## ASSIGNMENT
Copy out all the lines in the records that include the word "icon".

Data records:
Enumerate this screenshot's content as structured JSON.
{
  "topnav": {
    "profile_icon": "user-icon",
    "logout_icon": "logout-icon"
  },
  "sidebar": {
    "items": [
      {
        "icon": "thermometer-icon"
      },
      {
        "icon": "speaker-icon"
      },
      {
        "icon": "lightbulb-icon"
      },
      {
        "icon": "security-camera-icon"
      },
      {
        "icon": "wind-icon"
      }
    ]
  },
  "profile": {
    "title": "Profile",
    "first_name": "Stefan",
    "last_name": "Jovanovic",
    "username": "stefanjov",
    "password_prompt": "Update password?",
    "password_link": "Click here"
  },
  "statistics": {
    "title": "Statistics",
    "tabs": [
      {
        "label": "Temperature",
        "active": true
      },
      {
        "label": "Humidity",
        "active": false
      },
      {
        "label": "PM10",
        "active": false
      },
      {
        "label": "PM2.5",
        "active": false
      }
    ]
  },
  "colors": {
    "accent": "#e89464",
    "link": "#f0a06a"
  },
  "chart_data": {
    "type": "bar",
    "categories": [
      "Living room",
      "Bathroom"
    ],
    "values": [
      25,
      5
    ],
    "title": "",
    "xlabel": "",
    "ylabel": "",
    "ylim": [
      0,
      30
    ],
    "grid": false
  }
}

## SOLVED EXERCISE
    "profile_icon": "user-icon",
    "logout_icon": "logout-icon"
        "icon": "thermometer-icon"
        "icon": "speaker-icon"
        "icon": "lightbulb-icon"
        "icon": "security-camera-icon"
        "icon": "wind-icon"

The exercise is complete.